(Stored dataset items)
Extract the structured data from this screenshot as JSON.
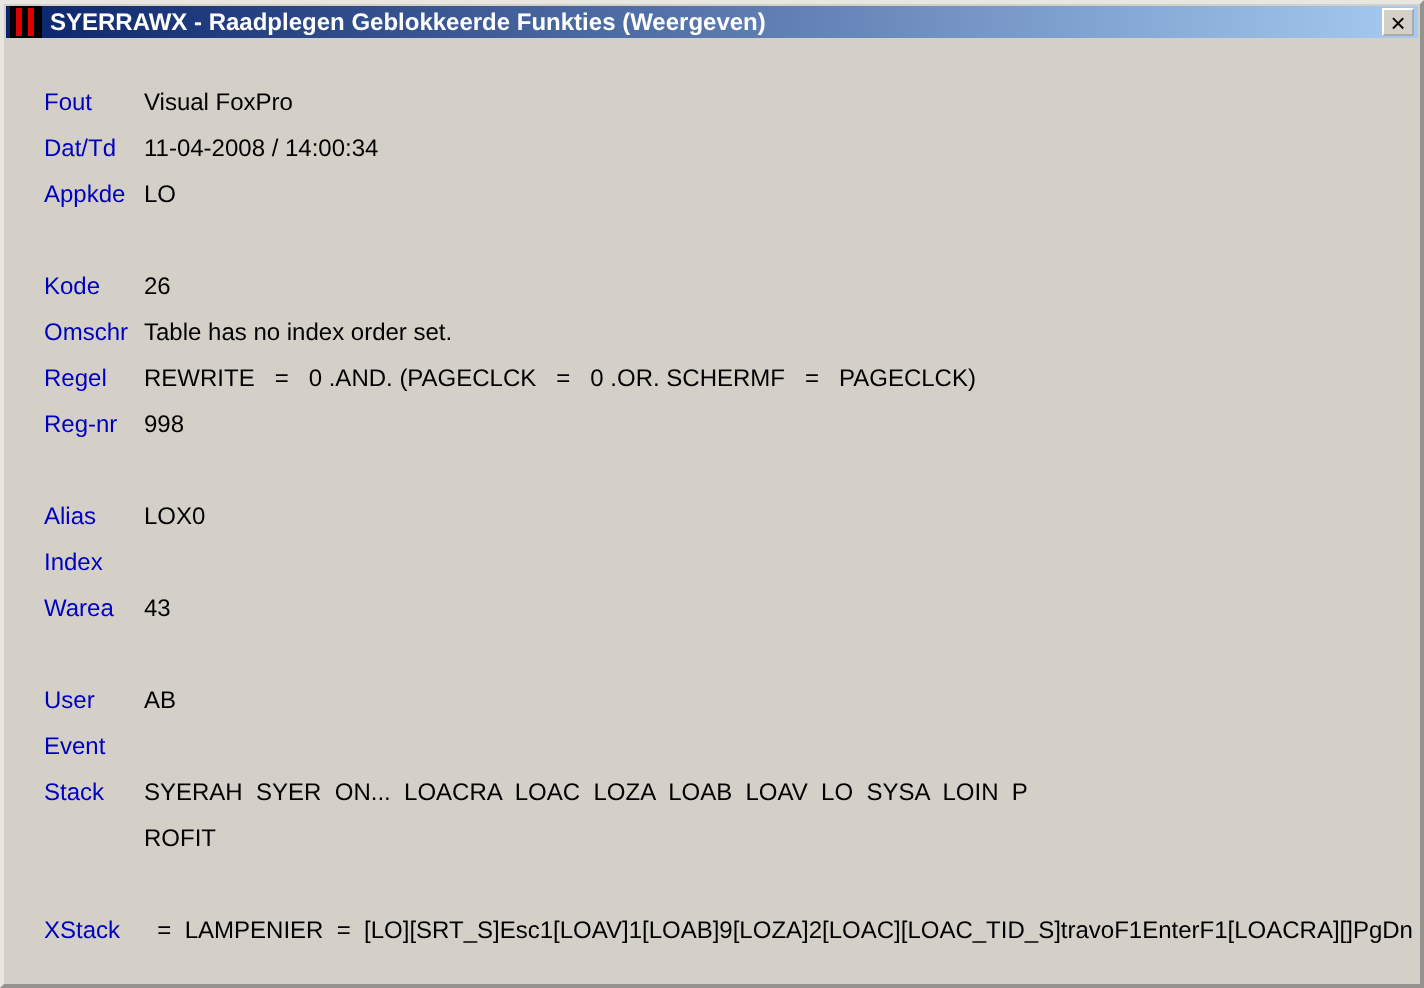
{
  "window": {
    "title": "SYERRAWX - Raadplegen Geblokkeerde Funkties (Weergeven)",
    "close": "×"
  },
  "groups": [
    {
      "fields": [
        {
          "label": "Fout",
          "lines": [
            "Visual FoxPro"
          ]
        },
        {
          "label": "Dat/Td",
          "lines": [
            "11-04-2008 / 14:00:34"
          ]
        },
        {
          "label": "Appkde",
          "lines": [
            "LO"
          ]
        }
      ]
    },
    {
      "fields": [
        {
          "label": "Kode",
          "lines": [
            "26"
          ]
        },
        {
          "label": "Omschr",
          "lines": [
            "Table has no index order set."
          ]
        },
        {
          "label": "Regel",
          "lines": [
            "REWRITE   =   0 .AND. (PAGECLCK   =   0 .OR. SCHERMF   =   PAGECLCK)"
          ]
        },
        {
          "label": "Reg-nr",
          "lines": [
            "998"
          ]
        }
      ]
    },
    {
      "fields": [
        {
          "label": "Alias",
          "lines": [
            "LOX0"
          ]
        },
        {
          "label": "Index"
        },
        {
          "label": "Warea",
          "lines": [
            "43"
          ]
        }
      ]
    },
    {
      "fields": [
        {
          "label": "User",
          "lines": [
            "AB"
          ]
        },
        {
          "label": "Event"
        },
        {
          "label": "Stack",
          "lines": [
            "SYERAH  SYER  ON...  LOACRA  LOAC  LOZA  LOAB  LOAV  LO  SYSA  LOIN  P",
            "ROFIT"
          ]
        }
      ]
    },
    {
      "fields": [
        {
          "label": "XStack",
          "lines": [
            "  =  LAMPENIER  =  [LO][SRT_S]Esc1[LOAV]1[LOAB]9[LOZA]2[LOAC][LOAC_TID_S]travoF1EnterF1[LOACRA][]PgDn"
          ]
        }
      ]
    }
  ]
}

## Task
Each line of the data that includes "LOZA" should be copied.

## Result of this exercise
            "SYERAH  SYER  ON...  LOACRA  LOAC  LOZA  LOAB  LOAV  LO  SYSA  LOIN  P",
            "  =  LAMPENIER  =  [LO][SRT_S]Esc1[LOAV]1[LOAB]9[LOZA]2[LOAC][LOAC_TID_S]travoF1EnterF1[LOACRA][]PgDn"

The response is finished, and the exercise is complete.